A Grayson Perry exhibition is a ‘chicken and the egg’ experience. What came first, the words or the drawings?
Perry loves words: nouns, verbs, adjectives, brands, labels – they seem intrinsic to his creative process. Words sit within his artworks, yell out, make not-so-subtle references, with wit an intelligence. In an interview, he tells you, however, that he loathes curatorial art-world language, “Who are they talking to?” He’s a straight-talker then, through such a diversity of works. The exhibition is fun. You want to get up close to see and read everything. And, it moves from serious social
comment, to mischievous, fantasy, amusing. One ceramic piece lists the names, in the order of table seating, of those who attended the night he was awarded the Turner Prize (2003).
His much-loved teddy bear, Alan Measles, features in various mediums, and there are photographs of Claire, Perry’s feminine alter-ego and transvestism whom he describes as “a central plank of my creative drive.”
There are clues in Grayson Perry’s notebooks on display. Apparently he has many, many of these. Columns of words written down. I could only guess that these pop into his brain and are immediately noted, while accompanying pictures evolve inside his head. But then, another notebook was crammed with drawings – inklings for ….. something.
Whatever the answer to this riddle, Grayson Perry’s exhibition is joyful. It’s on at Sydney’s Museum of Contemporary Art Australia until 1st May.

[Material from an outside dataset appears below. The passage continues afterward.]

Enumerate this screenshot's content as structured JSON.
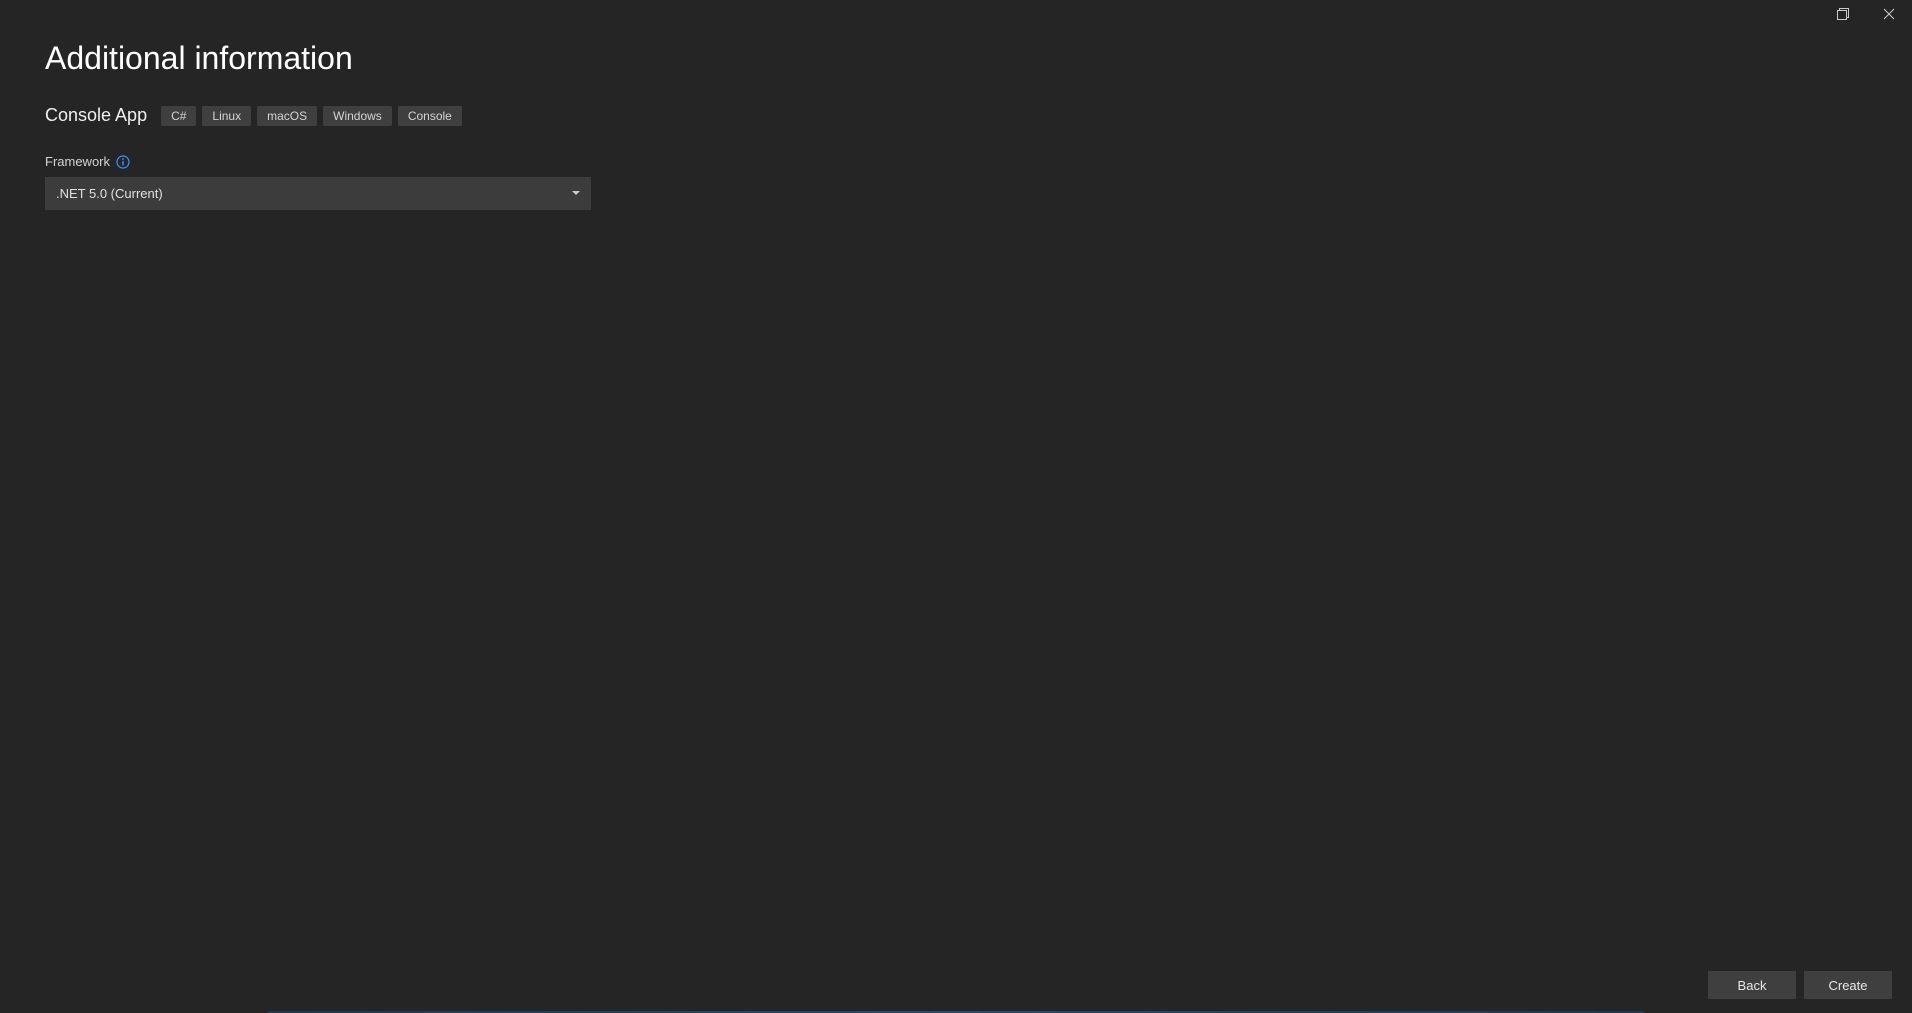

©Photos tPRo/Pamela Reid
Artworks: Grayson Perry – The Museum of Contemporary Art Australia, Sydney, 2016